/Argument set for lawsuit that aims to take down Mississippi state flag

Argument set for lawsuit that aims to take down Mississippi state flag

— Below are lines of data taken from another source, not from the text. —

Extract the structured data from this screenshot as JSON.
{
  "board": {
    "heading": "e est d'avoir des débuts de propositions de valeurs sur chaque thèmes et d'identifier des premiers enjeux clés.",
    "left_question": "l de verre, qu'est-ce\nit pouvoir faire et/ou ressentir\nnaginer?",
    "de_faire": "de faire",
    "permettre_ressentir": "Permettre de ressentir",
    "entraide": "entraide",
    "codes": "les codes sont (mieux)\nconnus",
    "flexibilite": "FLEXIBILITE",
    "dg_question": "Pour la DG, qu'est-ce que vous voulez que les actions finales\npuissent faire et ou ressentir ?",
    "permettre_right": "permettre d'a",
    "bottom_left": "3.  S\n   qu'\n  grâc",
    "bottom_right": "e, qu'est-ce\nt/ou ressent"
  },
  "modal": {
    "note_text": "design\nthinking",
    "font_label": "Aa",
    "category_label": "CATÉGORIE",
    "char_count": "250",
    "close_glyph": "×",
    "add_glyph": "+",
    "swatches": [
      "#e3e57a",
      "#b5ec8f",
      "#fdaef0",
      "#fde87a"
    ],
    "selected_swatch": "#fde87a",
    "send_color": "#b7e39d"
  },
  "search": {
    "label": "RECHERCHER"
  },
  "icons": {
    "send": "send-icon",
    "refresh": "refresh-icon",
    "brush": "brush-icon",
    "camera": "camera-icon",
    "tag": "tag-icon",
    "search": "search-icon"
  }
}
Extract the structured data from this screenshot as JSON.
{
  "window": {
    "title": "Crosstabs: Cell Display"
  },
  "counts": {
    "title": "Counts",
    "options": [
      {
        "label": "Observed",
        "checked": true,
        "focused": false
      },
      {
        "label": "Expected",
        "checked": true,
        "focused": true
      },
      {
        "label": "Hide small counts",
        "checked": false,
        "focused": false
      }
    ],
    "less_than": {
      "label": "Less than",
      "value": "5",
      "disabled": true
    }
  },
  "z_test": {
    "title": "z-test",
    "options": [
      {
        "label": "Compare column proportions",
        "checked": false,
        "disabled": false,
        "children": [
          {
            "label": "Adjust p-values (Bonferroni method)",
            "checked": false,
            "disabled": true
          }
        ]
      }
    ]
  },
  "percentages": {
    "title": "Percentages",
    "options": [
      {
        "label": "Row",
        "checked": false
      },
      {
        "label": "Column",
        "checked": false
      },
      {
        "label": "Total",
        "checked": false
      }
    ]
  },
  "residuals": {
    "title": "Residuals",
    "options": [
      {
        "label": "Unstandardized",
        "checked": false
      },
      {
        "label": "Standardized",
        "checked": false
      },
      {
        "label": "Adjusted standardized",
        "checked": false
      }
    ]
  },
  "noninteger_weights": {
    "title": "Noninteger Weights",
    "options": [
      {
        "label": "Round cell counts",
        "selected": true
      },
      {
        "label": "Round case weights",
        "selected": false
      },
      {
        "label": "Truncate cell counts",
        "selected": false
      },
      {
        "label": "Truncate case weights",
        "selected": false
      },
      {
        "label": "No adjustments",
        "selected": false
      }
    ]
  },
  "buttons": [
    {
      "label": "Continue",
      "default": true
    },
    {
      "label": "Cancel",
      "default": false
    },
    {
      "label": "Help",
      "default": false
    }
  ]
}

U.S. District Judge Carlton Reeves scheduled the hearing for April 12, at the federal courthouse downtown Jackson. Carlos Moore, a Mississippi attorney, filed the suit February 29. He claimed that the Mississippi state flag which bears a Confederate battle emblem violates his constitutional rights, and asked for its removal. Moore, an attorney from Grenada, claims that the flag’s existence infringes the Equal Protection clause in the Fourteenth Amendment. He also claims that the flag “has to be shown to incite violence and terror both in Mississippi and in a southern sister state with a similar history racial discrimination.” Moore stated in his initial complaint that he found the Confederate battle emblem in the Mississippi flag “painful, threatening, and offensive.” I object to the flag flying on public property. It continues to fly, which causes me to suffer from stigmatic, emotional, and physical injuries.” Gov. Phil Bryant is the only defendant in this case. He has supported the flag’s current form for many years. Bryant’s spokesperson Clay Chandler dismissed the case as “frivolous” on the day it was filed. Mississippi Attorney General Jim Hood said that the flag is hurting Mississippi and that he would not voice his personal opinions in defense of the governor. The suit was dismissed by the attorneys for Bryant, which included Hood, Douglas Miracle, and Harold Pizzetta. They argued that Moore has not sustained a legally cognizable injury and that Moore’s “alleged injury to the state flag is not reasonably traceable.” Reeves also detailed the symbolism behind the Confederate battle emblem and tied it to white supremacy in an order to allow both sides to file briefs. Reeves stated that “if this were a court based on facts and figures along, it would be difficult to see how Confederate battle emblem could remain in Mississippi state flag.” Reeves wrote, “But this court is both a Court of Facts and Law. “But this is both a court of facts and law.” The hearing was announced online on the trial’s docket. It will take place in Jackson at 1:30 p.m.